In the case above, the implication would be that a policeman would be allowed to carry a camera on his person without a warrant. But in this case the search would be invalidated because the officer lied about the "nature and quality" of his entry. (This limitation seems reasonable, but surprises me nonetheless: as we all know, the police are authorized to tell whatever lies they wish, especially during an interrogation. But I'm having trouble squaring this with the use of undercover policemen whose job it is to pretend to be someone else.)
A potentially problematic issue I can see would be the use of thermal imaging. My recollection is that SCOTUS has ruled that thermal imaging violates the reasonable expectation of privacy (note to self: look up citation), and with this I agree. But I'm not sure I can reconcile it with my generalization about technology alone. After all, if a policeman was standing on the sidewalk and saw a marijuana greenhouse through your window, that wouldn't violate your rights. Why would it be wrong to stand on the sidewalk and see the greenhouse through your wall with an imager? I'm going to have to think about this one.
Another problematic issue has to do with recording telephone conversations, although I come down on the other side of this one. Under existing law, both policeman and citizen alike are allowed to testify in court as to what was said during a telephone conversation, but it would be illegal for them to support their testimony with a recording unless all parties had been notified of the recording in advance. This still doesn't make any sense to me. Why should I not be allowed to record my own telephone conversations?

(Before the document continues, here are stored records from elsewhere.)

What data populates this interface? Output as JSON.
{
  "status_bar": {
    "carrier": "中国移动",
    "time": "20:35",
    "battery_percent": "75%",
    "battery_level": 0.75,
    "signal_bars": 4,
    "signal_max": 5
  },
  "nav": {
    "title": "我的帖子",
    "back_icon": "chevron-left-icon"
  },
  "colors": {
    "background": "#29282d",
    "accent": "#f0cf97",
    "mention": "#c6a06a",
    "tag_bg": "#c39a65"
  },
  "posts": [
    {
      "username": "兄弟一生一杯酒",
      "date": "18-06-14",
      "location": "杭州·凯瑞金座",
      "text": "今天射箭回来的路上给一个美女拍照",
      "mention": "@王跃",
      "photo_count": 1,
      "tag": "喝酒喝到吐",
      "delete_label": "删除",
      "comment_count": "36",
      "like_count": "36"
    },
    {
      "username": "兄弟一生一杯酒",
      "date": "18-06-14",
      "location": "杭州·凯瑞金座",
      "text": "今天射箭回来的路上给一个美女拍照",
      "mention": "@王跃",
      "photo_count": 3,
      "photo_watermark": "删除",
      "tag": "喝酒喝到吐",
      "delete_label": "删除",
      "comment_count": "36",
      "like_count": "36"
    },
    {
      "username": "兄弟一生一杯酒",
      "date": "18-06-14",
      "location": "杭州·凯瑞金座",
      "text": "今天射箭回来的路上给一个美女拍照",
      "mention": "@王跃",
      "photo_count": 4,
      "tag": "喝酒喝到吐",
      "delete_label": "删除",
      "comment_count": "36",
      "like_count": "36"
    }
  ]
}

Principle 2: For surveillance purposes, a police officer without a warrant posesses no legal power or disability over that of any private citizen. I set out to write this sentence without the qualifying clause at the start, but quickly realized that we confer all sorts of special power on the police to arrest people "caught in the act", and to enforce public order generally. As we all know, this power is widely abused, especially with regard to surveillance: the police routinely slap "disorderly condct" charges on anyone attempting to film them. This principle would place policemen and citizens on equal footing. If it is not okay for a private citizen to, for whatever reason, take a picture of something or someone because such would be considered intimidation or a violation of privacy, then a policeman should be required to take that same picture. If it is not okay for a private citizen to fly a drone, then the police should not receive special dispensation; the FAA regulations should apply equally to everyone. But the converse is also true: if our expectation is that particular surveillance technologies are available to the police without a warrant, then private citizens should be permitted them as well.
These are the principles I bring to an analysis of Fourth Amendment law. I welcome any feedback you might have.